Brief: Output the listing exactly, leaving out no line.

Extracted entries:
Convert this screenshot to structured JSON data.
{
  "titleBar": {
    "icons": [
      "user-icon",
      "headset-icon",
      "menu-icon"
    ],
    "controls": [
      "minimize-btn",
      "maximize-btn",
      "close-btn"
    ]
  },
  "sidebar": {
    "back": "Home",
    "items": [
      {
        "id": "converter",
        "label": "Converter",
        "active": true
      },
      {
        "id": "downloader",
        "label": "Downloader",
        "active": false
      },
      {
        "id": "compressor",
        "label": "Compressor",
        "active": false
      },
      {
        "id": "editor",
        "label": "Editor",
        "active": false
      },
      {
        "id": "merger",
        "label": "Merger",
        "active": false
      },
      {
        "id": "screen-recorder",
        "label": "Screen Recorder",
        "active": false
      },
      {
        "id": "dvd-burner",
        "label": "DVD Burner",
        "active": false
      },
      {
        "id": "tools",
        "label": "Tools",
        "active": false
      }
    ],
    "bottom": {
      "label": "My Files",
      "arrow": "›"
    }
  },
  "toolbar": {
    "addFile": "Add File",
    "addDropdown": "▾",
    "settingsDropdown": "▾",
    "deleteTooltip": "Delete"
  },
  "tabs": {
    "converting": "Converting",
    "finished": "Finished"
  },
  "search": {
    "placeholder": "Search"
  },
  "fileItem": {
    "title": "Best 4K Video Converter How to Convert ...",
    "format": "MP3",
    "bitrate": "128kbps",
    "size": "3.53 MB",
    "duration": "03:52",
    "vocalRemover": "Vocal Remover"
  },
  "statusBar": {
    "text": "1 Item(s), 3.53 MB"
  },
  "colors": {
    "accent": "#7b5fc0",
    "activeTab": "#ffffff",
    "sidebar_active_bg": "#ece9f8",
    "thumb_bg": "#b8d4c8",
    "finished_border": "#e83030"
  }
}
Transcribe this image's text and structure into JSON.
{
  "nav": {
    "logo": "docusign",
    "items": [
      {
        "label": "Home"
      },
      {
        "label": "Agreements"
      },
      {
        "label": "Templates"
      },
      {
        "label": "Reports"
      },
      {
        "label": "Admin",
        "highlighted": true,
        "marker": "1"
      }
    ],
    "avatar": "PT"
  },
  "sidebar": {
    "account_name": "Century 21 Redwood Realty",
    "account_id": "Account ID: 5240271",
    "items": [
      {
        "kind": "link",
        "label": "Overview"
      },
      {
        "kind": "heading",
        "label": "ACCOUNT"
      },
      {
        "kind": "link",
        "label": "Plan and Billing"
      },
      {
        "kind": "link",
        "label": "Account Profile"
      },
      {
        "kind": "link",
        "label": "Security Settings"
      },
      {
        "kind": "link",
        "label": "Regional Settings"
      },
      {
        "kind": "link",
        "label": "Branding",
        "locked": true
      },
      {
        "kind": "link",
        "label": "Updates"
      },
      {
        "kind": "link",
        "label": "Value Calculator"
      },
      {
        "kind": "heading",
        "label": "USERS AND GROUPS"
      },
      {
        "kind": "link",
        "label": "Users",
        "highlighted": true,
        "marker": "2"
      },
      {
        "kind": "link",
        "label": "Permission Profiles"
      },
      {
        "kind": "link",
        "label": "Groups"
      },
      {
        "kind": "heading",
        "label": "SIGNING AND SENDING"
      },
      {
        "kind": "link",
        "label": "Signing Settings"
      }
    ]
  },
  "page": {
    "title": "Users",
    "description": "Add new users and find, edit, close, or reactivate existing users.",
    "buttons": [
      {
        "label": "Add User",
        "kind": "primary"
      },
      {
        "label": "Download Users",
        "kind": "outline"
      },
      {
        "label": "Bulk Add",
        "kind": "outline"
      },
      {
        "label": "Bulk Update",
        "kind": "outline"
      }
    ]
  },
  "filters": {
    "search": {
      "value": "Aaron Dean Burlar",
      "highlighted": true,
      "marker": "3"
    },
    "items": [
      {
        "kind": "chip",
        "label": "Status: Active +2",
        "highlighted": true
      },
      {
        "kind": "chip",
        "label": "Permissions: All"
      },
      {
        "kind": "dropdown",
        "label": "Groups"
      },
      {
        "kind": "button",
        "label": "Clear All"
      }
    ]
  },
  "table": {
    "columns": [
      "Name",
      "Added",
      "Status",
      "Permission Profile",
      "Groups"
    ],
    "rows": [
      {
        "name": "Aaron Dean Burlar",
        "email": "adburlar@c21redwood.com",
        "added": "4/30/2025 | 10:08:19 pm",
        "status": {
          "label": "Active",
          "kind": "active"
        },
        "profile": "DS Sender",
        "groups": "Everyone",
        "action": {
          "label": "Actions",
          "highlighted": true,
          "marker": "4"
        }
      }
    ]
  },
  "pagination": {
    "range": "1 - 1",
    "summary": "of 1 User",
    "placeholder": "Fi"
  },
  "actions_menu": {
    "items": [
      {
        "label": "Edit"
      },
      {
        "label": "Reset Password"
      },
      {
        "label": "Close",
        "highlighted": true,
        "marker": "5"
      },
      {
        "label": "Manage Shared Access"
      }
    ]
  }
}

Answer box:
Convert this screenshot to structured JSON data.
{
  "titleBar": {
    "icons": [
      "user-icon",
      "headset-icon",
      "menu-icon"
    ],
    "controls": [
      "minimize-btn",
      "maximize-btn",
      "close-btn"
    ]
  },
  "sidebar": {
    "back": "Home",
    "items": [
      {
        "id": "converter",
        "label": "Converter",
        "active": true
      },
      {
        "id": "downloader",
        "label": "Downloader",
        "active": false
      },
      {
        "id": "compressor",
        "label": "Compressor",
        "active": false
      },
      {
        "id": "editor",
        "label": "Editor",
        "active": false
      },
      {
        "id": "merger",
        "label": "Merger",
        "active": false
      },
      {
        "id": "screen-recorder",
        "label": "Screen Recorder",
        "active": false
      },
      {
        "id": "dvd-burner",
        "label": "DVD Burner",
        "active": false
      },
      {
        "id": "tools",
        "label": "Tools",
        "active": false
      }
    ],
    "bottom": {
      "label": "My Files",
      "arrow": "›"
    }
  },
  "toolbar": {
    "addFile": "Add File",
    "addDropdown": "▾",
    "settingsDropdown": "▾",
    "deleteTooltip": "Delete"
  },
  "tabs": {
    "converting": "Converting",
    "finished": "Finished"
  },
  "search": {
    "placeholder": "Search"
  },
  "fileItem": {
    "title": "Best 4K Video Converter How to Convert ...",
    "format": "MP3",
    "bitrate": "128kbps",
    "size": "3.53 MB",
    "duration": "03:52",
    "vocalRemover": "Vocal Remover"
  },
  "statusBar": {
    "text": "1 Item(s), 3.53 MB"
  },
  "colors": {
    "accent": "#7b5fc0",
    "activeTab": "#ffffff",
    "sidebar_active_bg": "#ece9f8",
    "thumb_bg": "#b8d4c8",
    "finished_border": "#e83030"
  }
}
Transcribe this image's text and structure into JSON.
{
  "nav": {
    "logo": "docusign",
    "items": [
      {
        "label": "Home"
      },
      {
        "label": "Agreements"
      },
      {
        "label": "Templates"
      },
      {
        "label": "Reports"
      },
      {
        "label": "Admin",
        "highlighted": true,
        "marker": "1"
      }
    ],
    "avatar": "PT"
  },
  "sidebar": {
    "account_name": "Century 21 Redwood Realty",
    "account_id": "Account ID: 5240271",
    "items": [
      {
        "kind": "link",
        "label": "Overview"
      },
      {
        "kind": "heading",
        "label": "ACCOUNT"
      },
      {
        "kind": "link",
        "label": "Plan and Billing"
      },
      {
        "kind": "link",
        "label": "Account Profile"
      },
      {
        "kind": "link",
        "label": "Security Settings"
      },
      {
        "kind": "link",
        "label": "Regional Settings"
      },
      {
        "kind": "link",
        "label": "Branding",
        "locked": true
      },
      {
        "kind": "link",
        "label": "Updates"
      },
      {
        "kind": "link",
        "label": "Value Calculator"
      },
      {
        "kind": "heading",
        "label": "USERS AND GROUPS"
      },
      {
        "kind": "link",
        "label": "Users",
        "highlighted": true,
        "marker": "2"
      },
      {
        "kind": "link",
        "label": "Permission Profiles"
      },
      {
        "kind": "link",
        "label": "Groups"
      },
      {
        "kind": "heading",
        "label": "SIGNING AND SENDING"
      },
      {
        "kind": "link",
        "label": "Signing Settings"
      }
    ]
  },
  "page": {
    "title": "Users",
    "description": "Add new users and find, edit, close, or reactivate existing users.",
    "buttons": [
      {
        "label": "Add User",
        "kind": "primary"
      },
      {
        "label": "Download Users",
        "kind": "outline"
      },
      {
        "label": "Bulk Add",
        "kind": "outline"
      },
      {
        "label": "Bulk Update",
        "kind": "outline"
      }
    ]
  },
  "filters": {
    "search": {
      "value": "Aaron Dean Burlar",
      "highlighted": true,
      "marker": "3"
    },
    "items": [
      {
        "kind": "chip",
        "label": "Status: Active +2",
        "highlighted": true
      },
      {
        "kind": "chip",
        "label": "Permissions: All"
      },
      {
        "kind": "dropdown",
        "label": "Groups"
      },
      {
        "kind": "button",
        "label": "Clear All"
      }
    ]
  },
  "table": {
    "columns": [
      "Name",
      "Added",
      "Status",
      "Permission Profile",
      "Groups"
    ],
    "rows": [
      {
        "name": "Aaron Dean Burlar",
        "email": "adburlar@c21redwood.com",
        "added": "4/30/2025 | 10:08:19 pm",
        "status": {
          "label": "Active",
          "kind": "active"
        },
        "profile": "DS Sender",
        "groups": "Everyone",
        "action": {
          "label": "Actions",
          "highlighted": true,
          "marker": "4"
        }
      }
    ]
  },
  "pagination": {
    "range": "1 - 1",
    "summary": "of 1 User",
    "placeholder": "Fi"
  },
  "actions_menu": {
    "items": [
      {
        "label": "Edit"
      },
      {
        "label": "Reset Password"
      },
      {
        "label": "Close",
        "highlighted": true,
        "marker": "5"
      },
      {
        "label": "Manage Shared Access"
      }
    ]
  }
}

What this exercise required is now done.